_WORK REQUIRED_: Return every line from the records below with the string "structured".

_Dataset rows for apps and sites_:
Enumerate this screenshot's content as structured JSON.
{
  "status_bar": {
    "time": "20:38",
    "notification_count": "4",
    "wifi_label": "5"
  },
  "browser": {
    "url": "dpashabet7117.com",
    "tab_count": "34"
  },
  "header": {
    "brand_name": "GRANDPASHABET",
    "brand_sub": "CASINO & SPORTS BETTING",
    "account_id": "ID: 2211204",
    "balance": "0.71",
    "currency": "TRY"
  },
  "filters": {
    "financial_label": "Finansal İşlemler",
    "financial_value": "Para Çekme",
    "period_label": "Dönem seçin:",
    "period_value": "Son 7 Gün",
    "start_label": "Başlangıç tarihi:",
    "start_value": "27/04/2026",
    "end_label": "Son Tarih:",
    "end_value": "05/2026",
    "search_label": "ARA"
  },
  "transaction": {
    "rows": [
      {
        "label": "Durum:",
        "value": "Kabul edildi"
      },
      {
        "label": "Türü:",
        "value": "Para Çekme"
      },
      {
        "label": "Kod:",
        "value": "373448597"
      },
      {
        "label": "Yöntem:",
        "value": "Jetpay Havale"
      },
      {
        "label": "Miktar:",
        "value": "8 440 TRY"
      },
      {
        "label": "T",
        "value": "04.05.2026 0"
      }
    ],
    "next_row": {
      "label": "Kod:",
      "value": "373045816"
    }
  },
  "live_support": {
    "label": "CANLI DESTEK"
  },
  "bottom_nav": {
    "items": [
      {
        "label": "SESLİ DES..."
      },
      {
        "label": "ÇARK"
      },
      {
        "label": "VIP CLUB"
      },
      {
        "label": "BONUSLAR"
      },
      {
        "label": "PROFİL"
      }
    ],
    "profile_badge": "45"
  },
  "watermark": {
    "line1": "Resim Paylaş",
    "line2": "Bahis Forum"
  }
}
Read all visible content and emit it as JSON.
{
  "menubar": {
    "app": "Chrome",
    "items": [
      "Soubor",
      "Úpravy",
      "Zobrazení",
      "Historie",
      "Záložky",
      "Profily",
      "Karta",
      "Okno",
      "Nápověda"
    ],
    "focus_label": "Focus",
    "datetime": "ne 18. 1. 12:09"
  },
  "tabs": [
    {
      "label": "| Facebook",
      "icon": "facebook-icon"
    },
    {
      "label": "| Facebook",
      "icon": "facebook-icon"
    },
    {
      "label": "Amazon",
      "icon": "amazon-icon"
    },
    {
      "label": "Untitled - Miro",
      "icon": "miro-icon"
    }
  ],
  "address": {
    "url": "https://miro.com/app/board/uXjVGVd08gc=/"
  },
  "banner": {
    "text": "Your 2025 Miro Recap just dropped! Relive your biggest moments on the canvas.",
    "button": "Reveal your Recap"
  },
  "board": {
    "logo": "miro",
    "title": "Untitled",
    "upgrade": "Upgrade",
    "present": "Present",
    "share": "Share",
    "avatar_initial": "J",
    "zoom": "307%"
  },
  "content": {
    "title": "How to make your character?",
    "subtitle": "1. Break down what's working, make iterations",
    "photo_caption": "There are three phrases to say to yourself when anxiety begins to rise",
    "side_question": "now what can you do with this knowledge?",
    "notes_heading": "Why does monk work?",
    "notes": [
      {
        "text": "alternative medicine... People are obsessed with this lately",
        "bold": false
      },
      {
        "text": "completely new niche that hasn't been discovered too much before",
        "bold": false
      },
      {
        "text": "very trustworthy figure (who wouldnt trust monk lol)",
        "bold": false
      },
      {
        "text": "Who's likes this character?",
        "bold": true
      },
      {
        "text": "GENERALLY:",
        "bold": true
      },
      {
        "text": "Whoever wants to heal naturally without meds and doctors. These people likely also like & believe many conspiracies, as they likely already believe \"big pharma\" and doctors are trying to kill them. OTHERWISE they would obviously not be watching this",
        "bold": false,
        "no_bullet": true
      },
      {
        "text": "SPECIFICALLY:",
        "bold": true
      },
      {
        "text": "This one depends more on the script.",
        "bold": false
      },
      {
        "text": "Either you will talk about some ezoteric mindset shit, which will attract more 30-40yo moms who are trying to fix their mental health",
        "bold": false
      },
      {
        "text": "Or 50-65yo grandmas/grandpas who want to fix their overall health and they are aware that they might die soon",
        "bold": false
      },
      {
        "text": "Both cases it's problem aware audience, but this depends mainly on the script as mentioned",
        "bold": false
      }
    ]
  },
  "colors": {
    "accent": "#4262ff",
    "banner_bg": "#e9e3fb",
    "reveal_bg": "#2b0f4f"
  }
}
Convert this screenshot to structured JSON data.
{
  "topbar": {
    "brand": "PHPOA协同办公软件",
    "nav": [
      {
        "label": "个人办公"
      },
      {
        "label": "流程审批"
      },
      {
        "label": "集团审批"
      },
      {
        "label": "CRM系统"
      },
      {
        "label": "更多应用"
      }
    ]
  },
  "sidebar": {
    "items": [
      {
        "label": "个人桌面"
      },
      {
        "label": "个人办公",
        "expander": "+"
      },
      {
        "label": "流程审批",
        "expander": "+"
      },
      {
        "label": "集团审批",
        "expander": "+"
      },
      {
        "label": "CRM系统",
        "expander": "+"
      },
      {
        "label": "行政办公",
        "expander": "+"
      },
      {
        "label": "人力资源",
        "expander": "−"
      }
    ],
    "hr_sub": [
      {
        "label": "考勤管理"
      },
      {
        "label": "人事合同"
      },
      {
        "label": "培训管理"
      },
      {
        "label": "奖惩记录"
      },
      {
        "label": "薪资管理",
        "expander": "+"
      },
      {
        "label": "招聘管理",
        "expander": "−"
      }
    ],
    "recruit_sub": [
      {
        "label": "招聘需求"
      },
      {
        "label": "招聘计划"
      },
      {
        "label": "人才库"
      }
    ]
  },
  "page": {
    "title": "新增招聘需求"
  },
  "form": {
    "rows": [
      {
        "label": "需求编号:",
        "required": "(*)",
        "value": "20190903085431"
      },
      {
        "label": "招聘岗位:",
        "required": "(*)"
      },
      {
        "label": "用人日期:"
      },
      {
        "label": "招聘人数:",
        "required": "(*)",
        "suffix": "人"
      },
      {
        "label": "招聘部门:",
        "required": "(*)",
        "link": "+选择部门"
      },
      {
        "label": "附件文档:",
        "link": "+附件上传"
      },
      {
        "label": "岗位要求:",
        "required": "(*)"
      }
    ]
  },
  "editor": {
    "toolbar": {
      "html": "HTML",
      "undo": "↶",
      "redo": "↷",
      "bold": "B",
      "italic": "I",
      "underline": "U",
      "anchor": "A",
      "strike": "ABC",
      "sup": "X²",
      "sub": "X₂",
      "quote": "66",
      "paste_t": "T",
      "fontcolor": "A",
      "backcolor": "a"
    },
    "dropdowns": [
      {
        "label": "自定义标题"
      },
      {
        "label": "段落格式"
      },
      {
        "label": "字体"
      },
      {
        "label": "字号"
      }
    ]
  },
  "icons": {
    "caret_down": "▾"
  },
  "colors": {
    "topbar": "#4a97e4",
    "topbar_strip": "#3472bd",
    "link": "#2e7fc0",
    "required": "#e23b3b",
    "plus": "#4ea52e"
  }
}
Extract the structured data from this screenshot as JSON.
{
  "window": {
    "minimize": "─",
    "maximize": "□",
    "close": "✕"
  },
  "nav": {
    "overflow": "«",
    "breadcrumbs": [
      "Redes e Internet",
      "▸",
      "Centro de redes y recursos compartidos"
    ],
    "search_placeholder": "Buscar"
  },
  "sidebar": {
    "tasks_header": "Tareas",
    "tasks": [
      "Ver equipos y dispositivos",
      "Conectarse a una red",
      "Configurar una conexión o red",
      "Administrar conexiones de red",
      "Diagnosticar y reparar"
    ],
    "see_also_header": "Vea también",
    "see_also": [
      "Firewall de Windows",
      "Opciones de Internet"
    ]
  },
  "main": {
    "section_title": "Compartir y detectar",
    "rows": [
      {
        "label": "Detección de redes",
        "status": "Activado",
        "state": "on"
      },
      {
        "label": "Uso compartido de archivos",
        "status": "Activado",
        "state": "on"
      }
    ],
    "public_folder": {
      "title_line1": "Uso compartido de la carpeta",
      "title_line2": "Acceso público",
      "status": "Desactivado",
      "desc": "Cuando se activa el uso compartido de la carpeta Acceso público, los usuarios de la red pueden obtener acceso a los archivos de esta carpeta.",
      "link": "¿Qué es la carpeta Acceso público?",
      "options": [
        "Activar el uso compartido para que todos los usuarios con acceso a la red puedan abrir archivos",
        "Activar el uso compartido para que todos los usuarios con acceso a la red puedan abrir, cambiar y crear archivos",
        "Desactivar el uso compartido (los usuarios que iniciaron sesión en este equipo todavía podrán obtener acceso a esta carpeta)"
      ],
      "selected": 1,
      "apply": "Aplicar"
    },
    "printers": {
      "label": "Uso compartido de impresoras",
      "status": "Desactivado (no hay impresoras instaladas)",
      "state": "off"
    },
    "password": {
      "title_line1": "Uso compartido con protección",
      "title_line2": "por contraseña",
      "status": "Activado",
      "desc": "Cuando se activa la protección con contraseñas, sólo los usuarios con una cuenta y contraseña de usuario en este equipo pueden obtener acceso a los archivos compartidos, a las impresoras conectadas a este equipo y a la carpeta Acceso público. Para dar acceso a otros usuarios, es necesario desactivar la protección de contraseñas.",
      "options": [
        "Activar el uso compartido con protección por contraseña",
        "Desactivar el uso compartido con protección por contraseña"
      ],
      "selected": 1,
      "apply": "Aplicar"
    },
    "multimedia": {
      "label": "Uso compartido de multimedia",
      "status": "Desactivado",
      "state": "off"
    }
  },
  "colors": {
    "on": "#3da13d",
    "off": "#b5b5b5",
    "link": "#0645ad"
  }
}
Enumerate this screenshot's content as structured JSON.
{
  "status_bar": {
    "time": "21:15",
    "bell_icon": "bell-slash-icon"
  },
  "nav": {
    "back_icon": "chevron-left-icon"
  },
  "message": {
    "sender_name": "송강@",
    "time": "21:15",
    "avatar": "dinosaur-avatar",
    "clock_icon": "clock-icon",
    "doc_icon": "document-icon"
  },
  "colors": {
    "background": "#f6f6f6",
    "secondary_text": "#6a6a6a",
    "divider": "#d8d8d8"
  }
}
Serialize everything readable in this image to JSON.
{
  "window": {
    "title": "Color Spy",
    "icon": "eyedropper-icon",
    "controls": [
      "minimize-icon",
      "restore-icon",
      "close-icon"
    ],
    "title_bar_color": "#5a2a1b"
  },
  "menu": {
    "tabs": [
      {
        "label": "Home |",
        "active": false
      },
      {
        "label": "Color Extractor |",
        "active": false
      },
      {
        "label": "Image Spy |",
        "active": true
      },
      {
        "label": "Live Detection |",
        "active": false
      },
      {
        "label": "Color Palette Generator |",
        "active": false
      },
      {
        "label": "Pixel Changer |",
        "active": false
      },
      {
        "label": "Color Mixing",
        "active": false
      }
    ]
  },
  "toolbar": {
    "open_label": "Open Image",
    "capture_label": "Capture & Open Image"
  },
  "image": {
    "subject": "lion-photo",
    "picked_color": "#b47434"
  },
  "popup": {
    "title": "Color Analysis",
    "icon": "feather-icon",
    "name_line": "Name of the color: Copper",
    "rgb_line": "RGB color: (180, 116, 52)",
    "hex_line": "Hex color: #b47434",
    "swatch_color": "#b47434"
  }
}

_YOUR SOLUTION_:
Enumerate this screenshot's content as structured JSON.
Convert this screenshot to structured JSON data.
Extract the structured data from this screenshot as JSON.
Enumerate this screenshot's content as structured JSON.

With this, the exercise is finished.